Monday, March 14, 2011
Wood Chip Mushroom Spawn
If you buy any kind of mushroom kit online, except portabella, it will most likely come in the form of a 5lb block of wood chips grown through with mycelium. The reason for this is simple. Wood chips are easy to colonize for mushrooms, a nutritious food source, and a convenient medium for transfer. One of the best things about growing mushrooms on wood chips is that they can be fruited up to three times and then used to transfer mushrooms to a new substrate. In fact, it really doesn’t matter (for most mushrooms, that is*) whether you bought the block for transferring mycelium to a new medium or for producing mushrooms. It can first be fruited and then broken up and used as spawn.
Growing mushrooms on wood chips is pretty easy. First you need to match the wood with the preferences of the mushroom. Then you need to get the wood into the right form. Sawdust tends to be to fine and packs a bit too tightly for optimal mushroom growth. Large wood chips tend to have too much air flow for the mushrooms to grow well from one to the next. A good mixture of the two (about 20% chips to 80% sawdust or fine wood chips works best. If you have a chipper that grinds them fairly small but not quite sawdust, like I have, it works well as is. Just don’t use wood shavings from your pal’s wood shop. Even if they use the right kind of wood, the curled shape keeps the shavings from packing very well and the mushrooms don’t grow well on it.
The next step is to pasteurize the wood chips. You want to get the wood chips up to about 180 degrees F and leave them there for an hour to kill pathogens. Then you need to get mushrooms growing on it. Other wood chip spawn works quite well. You can also use stem butts or even plug spawn. Then grow it like you would any mushroom block. When it is ready, you fruit the block a few times and then break it up onto your next substrate. That can even be more wood chips.
Just realize that every time you transfer mycelium, you run the risk of contamination.

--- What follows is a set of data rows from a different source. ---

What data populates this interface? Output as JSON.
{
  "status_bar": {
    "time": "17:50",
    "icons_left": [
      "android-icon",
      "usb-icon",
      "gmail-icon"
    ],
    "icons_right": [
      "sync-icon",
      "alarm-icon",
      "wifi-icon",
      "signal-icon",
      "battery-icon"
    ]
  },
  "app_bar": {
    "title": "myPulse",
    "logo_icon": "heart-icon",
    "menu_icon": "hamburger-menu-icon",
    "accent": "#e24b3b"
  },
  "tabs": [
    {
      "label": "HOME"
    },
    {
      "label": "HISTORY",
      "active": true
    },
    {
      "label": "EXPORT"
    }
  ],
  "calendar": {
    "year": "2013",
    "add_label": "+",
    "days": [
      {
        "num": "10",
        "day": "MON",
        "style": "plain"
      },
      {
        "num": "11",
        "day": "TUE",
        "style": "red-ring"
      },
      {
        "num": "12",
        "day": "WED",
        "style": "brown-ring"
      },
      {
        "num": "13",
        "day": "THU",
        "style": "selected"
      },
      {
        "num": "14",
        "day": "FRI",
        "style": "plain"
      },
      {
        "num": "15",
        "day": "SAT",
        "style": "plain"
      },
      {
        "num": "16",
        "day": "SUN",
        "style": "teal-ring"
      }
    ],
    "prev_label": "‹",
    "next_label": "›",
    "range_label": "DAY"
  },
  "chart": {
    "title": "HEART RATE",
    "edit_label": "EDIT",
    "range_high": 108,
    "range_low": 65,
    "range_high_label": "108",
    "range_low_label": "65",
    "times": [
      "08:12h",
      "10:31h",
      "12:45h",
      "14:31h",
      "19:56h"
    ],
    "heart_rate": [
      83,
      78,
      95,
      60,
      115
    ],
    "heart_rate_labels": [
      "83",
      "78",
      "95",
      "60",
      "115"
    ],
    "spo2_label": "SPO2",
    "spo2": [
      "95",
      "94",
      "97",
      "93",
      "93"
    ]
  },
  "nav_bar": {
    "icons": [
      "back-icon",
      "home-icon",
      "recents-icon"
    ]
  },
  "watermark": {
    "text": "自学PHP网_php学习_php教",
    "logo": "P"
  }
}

*Notable exceptions are Coprinus comatus (shaggy manes) and Stropharia rugoso-annulata (king stropharia), which require a casing layer to produce mushrooms, Polyporus tuberaster (stone mushroom), which forms a sclerotium, and Morchella species (morels), which are just weird.